The Saxophone has become one of those so well loved instruments, in large part because of the beauty of its Tone. In the nineteen-twenties there were as many as one million saxophone sold, based solely on the sound of the the recordings.
In the Saxophone History we find it has origins intertwining with woodwind and brass wind alike, taking the woodwind's embouchure and brass body in combination. Adolphe Sax masterminded the entire saxophone family himself. The saxophone itself is often a brass cone with tone holes. Sometimes silver, nickel, plastic, bronze, or other experimental material is used. The instrument's construction is equally scientific as it is artistic, especially with the measurements of the tone holes and bends of the brass. All of these are created to exact measurements to achieve the correct sound and intonation. The keys that correspond to the tone holes are often covered in leather or a similar durable material to ensure a proper seal on the tone hole.

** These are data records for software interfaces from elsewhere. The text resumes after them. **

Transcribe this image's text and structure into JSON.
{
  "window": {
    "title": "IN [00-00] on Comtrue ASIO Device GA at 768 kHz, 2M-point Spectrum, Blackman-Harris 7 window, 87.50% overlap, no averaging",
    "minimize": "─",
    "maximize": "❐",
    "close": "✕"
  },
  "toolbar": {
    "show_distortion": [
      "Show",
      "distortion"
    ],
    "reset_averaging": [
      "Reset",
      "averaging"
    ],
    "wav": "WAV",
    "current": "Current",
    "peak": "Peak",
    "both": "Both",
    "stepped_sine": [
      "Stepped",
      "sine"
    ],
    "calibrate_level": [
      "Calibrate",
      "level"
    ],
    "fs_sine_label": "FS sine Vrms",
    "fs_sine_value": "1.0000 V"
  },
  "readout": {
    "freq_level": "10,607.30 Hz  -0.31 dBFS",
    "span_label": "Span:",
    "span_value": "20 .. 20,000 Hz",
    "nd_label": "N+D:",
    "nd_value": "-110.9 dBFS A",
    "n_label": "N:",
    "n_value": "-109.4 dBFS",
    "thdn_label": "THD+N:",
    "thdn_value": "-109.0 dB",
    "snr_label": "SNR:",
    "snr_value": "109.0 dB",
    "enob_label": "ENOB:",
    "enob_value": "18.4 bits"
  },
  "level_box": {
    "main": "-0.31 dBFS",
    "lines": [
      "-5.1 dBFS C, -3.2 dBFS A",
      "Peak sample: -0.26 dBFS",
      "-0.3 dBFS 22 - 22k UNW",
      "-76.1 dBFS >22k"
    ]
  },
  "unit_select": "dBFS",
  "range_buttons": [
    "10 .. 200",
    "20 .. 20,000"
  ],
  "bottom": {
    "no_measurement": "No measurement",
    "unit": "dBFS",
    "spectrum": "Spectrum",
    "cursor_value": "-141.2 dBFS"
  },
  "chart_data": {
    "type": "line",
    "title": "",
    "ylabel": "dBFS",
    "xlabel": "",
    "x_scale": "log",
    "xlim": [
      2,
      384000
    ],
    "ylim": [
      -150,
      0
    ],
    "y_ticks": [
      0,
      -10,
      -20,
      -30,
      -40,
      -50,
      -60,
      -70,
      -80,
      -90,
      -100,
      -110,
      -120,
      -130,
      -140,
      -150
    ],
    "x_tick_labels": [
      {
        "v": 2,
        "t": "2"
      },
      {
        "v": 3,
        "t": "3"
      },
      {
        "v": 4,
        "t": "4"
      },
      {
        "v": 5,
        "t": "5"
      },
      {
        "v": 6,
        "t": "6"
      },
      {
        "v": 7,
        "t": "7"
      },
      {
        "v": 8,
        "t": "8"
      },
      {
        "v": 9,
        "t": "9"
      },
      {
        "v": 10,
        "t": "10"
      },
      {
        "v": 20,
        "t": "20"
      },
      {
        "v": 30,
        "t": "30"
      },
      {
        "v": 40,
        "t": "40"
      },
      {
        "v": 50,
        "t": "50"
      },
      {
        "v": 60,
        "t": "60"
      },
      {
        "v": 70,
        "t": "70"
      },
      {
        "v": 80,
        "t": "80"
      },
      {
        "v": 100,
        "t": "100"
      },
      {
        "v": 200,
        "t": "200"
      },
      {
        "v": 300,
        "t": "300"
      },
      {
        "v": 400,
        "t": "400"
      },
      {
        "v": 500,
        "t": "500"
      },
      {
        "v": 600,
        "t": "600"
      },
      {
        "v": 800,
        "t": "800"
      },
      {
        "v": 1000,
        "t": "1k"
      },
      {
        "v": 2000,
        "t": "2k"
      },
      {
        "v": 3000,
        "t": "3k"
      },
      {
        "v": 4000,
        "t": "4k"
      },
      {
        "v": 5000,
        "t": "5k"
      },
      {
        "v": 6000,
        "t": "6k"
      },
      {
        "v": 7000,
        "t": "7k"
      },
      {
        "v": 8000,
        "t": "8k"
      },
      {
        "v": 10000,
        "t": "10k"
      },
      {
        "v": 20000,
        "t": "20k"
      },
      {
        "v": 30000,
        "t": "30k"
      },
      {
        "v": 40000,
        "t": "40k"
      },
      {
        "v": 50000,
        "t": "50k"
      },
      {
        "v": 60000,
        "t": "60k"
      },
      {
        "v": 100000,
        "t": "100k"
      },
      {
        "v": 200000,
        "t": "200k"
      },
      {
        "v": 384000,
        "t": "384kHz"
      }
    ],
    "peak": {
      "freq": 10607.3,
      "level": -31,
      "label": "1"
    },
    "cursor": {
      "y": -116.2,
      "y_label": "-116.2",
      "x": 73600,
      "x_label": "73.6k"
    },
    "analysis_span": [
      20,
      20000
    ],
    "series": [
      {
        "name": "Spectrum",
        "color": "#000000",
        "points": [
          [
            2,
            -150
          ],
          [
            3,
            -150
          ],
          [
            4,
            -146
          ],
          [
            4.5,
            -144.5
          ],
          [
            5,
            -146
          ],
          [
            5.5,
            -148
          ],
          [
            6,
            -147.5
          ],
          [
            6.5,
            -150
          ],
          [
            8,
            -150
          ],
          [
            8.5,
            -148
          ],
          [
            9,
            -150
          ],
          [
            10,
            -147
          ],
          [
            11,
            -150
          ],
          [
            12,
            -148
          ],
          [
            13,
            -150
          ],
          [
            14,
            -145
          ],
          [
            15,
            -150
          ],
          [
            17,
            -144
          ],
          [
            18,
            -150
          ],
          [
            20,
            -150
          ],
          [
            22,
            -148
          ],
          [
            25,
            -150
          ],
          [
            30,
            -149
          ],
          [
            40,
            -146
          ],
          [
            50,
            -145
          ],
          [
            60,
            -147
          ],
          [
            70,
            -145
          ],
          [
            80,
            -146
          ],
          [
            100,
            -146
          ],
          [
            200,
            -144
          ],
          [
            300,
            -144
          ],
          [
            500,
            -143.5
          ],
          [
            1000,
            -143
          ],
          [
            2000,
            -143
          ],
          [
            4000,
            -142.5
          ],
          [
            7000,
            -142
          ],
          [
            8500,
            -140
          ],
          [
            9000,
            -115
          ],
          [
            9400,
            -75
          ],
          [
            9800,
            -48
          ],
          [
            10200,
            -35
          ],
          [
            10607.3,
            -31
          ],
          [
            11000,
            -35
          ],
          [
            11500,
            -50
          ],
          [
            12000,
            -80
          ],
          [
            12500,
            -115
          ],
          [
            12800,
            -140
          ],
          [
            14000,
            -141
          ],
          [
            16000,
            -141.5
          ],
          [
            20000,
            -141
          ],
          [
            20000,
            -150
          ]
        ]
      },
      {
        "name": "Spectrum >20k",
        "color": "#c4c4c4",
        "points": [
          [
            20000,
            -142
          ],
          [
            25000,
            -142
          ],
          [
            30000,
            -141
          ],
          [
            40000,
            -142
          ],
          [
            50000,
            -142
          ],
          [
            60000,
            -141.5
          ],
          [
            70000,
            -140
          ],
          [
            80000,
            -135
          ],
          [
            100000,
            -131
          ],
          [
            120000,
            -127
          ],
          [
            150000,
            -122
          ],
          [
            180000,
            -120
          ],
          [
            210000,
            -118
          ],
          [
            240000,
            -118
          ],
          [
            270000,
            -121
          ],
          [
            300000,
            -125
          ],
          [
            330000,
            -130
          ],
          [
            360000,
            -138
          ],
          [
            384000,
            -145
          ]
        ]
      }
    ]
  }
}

To play a saxophone, a saxophonist holds the saxophone so that the mouthpiece, which is attached to the crook, gently swings into the mouth for placement by adjusting the neck strap. (Smaller saxophones, such as the sopranino and soprillo, may be played without using a neck strap as it suits the player, but it is essential for the larger saxophones.) The mouthpiece is a shaped piece of rubber, plastic, metal, or glass that allows a reed, held in place by a ligature, to vibrate. These vibrations are the birthplace of sound within a saxophone. By placing the mouthpiece gently in one's mouth and blowing across the reed, vibrations travel through the body and out the tone holes that are uncovered. Pressing and opening specific keys allows different tone hole combinations, which gives the saxophonist the freedom to play over two octaves of pitches. (Some saxophonists can play many more octaves by using new fingerings and breath techniques in the upper range, which is known as altissimo.)
Throughout the Saxophone History, the saxophone has enjoyed success in military bands, then graduated to an increased solo repertoire in the classical world. Meanwhile, it has become part of many popular music genres, such as pop, big band, blues, rock and roll, ska, and jazz. The saxophone's relatively easy learning curve has made it popular in public school music programs for children and adults alike. Whether you are a beginner studying scales from the Mel Bay books, or an adept reading The Art of Saxophone Playing by Larry Teal, the educational literature on the saxophone is far-reaching.
When Adolphe's patent expired in 1866, the floodgates opened for many other manufacturers to step in. Today, Selmer, Conn, Yamaha, Yanigasawa, Grafton, Giardinelli, Keilwerth, LA Sax, Orsi, Bundy, King, Benedikt Eppelsheim, Kohlert, Amati, Cannonball, Jupiter, and many other companies provide saxophones for students and professional saxophonists. An even wider array of mouthpieces exists, providing endless equipment combinations to find the perfect setup for any saxophonist's playing style.